Exercise prompt:
Your task is to copy every line of the records below that contains "deadline".

Task inputs:
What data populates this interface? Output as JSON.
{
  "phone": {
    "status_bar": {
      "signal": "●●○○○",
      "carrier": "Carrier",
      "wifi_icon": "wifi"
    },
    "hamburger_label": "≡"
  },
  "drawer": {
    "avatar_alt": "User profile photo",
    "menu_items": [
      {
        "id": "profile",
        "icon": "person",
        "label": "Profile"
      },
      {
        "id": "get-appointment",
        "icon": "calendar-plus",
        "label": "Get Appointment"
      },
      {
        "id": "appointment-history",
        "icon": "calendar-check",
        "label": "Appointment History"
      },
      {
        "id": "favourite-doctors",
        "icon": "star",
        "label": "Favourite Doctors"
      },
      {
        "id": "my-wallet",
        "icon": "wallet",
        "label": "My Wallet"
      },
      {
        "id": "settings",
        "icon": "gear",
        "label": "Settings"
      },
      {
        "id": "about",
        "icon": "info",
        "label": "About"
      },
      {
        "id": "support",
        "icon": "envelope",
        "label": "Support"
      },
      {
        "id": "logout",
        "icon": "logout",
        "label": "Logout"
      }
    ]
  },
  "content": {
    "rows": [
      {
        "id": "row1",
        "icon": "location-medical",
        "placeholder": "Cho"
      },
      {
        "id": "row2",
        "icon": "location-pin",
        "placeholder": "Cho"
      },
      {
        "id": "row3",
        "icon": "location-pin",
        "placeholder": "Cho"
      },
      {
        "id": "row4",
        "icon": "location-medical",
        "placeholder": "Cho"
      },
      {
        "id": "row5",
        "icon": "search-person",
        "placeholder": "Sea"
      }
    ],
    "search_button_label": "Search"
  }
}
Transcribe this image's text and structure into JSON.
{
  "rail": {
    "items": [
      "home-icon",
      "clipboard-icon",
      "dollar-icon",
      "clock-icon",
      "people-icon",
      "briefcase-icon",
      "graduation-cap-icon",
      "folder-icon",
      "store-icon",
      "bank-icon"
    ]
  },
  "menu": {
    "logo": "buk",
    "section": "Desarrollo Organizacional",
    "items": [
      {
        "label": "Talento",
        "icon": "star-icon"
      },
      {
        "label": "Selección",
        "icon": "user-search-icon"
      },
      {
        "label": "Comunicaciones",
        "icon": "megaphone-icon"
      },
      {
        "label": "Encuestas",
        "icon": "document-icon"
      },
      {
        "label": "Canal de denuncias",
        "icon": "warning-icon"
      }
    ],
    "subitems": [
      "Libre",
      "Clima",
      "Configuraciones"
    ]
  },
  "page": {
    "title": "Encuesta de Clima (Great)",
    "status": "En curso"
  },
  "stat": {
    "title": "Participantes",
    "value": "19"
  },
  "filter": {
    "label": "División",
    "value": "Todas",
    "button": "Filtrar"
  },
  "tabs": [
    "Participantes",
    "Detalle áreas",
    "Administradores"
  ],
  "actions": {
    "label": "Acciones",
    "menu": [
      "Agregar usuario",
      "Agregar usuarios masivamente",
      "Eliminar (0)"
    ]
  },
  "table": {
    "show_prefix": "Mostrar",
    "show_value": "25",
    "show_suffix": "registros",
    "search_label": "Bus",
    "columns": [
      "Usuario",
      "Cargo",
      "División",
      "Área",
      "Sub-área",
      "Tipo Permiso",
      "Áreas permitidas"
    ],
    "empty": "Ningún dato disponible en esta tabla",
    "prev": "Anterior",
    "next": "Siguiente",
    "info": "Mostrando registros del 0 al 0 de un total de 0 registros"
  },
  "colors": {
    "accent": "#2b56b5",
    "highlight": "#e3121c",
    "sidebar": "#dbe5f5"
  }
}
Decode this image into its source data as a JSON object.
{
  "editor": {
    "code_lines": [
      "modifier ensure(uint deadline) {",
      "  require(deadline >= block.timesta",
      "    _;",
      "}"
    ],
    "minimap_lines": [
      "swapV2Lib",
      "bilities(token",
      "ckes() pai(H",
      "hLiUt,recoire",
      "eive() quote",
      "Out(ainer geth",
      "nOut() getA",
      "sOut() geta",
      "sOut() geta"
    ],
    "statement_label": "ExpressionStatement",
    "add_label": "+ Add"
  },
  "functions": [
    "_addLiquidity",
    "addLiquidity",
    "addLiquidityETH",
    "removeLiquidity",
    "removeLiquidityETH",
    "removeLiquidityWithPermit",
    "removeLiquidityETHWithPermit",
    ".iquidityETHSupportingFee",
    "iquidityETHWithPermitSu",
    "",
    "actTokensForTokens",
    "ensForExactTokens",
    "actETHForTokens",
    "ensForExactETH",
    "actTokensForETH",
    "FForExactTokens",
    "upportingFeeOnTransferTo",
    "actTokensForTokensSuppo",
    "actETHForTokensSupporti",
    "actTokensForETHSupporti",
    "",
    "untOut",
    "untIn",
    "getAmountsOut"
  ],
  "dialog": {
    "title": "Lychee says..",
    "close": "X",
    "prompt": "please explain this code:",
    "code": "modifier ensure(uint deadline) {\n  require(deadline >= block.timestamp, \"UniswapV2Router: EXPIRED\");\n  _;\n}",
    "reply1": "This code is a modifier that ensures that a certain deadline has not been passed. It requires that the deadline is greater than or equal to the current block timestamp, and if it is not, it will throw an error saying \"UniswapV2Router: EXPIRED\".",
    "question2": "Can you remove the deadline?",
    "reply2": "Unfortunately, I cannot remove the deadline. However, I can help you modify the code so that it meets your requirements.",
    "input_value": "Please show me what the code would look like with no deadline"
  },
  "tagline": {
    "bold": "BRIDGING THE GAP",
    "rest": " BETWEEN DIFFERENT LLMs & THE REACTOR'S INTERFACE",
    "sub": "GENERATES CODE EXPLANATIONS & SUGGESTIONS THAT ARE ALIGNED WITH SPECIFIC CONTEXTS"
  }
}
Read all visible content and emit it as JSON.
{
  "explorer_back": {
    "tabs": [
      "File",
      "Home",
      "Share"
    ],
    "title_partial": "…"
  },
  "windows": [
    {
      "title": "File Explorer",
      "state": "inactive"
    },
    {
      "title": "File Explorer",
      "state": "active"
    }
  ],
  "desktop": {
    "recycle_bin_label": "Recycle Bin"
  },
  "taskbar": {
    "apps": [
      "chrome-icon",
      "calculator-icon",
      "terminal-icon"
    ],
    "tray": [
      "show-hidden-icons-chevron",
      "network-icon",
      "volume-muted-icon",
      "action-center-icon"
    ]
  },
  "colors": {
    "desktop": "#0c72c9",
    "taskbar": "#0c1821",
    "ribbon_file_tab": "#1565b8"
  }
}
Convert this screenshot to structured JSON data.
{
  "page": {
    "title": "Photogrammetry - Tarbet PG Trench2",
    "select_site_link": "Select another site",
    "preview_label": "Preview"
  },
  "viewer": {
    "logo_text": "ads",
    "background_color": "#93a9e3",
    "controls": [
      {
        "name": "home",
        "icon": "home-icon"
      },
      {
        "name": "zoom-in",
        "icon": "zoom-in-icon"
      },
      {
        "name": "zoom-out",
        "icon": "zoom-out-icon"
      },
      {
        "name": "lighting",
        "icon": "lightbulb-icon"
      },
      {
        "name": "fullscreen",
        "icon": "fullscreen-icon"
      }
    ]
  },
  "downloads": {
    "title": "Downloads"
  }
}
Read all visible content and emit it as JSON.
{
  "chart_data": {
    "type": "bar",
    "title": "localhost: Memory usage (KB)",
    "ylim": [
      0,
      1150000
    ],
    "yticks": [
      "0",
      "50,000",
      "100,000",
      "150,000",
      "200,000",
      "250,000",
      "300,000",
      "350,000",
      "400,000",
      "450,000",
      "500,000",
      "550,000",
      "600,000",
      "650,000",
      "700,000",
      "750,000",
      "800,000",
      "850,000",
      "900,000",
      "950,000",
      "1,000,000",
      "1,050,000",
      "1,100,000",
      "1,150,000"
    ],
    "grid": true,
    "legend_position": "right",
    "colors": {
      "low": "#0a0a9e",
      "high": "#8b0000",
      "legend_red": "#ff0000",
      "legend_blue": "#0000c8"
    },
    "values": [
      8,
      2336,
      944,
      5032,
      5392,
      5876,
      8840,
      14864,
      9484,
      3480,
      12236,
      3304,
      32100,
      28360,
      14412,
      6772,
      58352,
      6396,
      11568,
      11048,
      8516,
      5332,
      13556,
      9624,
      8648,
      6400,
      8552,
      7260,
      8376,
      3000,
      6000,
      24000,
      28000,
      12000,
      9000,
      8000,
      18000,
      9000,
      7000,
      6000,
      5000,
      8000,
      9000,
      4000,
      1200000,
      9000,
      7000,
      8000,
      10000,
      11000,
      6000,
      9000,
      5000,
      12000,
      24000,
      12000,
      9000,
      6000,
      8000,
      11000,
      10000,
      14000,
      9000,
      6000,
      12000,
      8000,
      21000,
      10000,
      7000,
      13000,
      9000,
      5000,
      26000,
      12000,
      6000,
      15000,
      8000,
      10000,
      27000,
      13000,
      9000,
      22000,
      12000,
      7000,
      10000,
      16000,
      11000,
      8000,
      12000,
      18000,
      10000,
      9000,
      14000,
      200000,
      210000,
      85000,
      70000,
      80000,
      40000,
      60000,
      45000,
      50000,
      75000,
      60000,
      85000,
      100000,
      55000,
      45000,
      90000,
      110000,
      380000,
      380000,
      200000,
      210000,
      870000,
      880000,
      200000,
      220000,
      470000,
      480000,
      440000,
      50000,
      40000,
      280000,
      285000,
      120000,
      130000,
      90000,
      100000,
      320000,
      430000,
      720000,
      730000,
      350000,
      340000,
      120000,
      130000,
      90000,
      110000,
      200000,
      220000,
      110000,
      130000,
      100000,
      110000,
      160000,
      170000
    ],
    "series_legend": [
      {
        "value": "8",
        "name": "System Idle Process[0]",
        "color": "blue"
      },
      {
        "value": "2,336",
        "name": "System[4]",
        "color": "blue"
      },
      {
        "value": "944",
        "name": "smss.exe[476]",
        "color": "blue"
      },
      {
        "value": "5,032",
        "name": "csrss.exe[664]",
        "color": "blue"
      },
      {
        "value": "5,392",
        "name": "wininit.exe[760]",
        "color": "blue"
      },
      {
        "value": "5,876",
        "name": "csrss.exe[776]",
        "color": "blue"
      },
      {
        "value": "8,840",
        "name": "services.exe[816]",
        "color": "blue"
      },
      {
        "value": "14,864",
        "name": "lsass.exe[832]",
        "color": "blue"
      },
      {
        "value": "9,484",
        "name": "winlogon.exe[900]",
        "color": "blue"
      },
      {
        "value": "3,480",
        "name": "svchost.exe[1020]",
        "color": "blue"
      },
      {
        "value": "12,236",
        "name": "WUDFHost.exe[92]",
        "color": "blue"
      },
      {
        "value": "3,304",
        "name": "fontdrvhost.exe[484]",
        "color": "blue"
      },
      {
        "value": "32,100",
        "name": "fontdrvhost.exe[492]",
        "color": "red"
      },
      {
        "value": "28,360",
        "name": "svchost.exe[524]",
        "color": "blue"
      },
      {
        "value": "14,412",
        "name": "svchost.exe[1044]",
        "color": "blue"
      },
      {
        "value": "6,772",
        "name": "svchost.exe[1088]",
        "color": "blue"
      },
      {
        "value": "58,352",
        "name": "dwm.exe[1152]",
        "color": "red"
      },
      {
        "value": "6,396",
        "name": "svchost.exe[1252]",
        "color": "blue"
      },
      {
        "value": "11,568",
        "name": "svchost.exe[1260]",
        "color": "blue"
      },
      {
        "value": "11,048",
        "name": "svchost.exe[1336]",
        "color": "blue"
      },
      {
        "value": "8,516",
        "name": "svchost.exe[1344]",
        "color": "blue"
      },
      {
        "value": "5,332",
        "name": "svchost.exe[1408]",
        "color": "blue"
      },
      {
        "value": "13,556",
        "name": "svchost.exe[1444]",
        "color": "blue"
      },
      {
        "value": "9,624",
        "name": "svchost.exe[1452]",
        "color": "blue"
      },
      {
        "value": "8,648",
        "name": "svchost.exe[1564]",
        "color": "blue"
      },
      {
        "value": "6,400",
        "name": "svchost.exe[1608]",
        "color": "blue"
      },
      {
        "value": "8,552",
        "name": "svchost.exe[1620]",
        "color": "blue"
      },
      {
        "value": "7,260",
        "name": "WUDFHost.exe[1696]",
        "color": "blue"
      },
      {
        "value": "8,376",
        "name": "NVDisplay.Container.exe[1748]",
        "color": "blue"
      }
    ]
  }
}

Your solution:
      "modifier ensure(uint deadline) {",
      "  require(deadline >= block.timesta",
    "code": "modifier ensure(uint deadline) {\n  require(deadline >= block.timestamp, \"UniswapV2Router: EXPIRED\");\n  _;\n}",
    "reply1": "This code is a modifier that ensures that a certain deadline has not been passed. It requires that the deadline is greater than or equal to the current block timestamp, and if it is not, it will throw an error saying \"UniswapV2Router: EXPIRED\".",
    "question2": "Can you remove the deadline?",
    "reply2": "Unfortunately, I cannot remove the deadline. However, I can help you modify the code so that it meets your requirements.",
    "input_value": "Please show me what the code would look like with no deadline"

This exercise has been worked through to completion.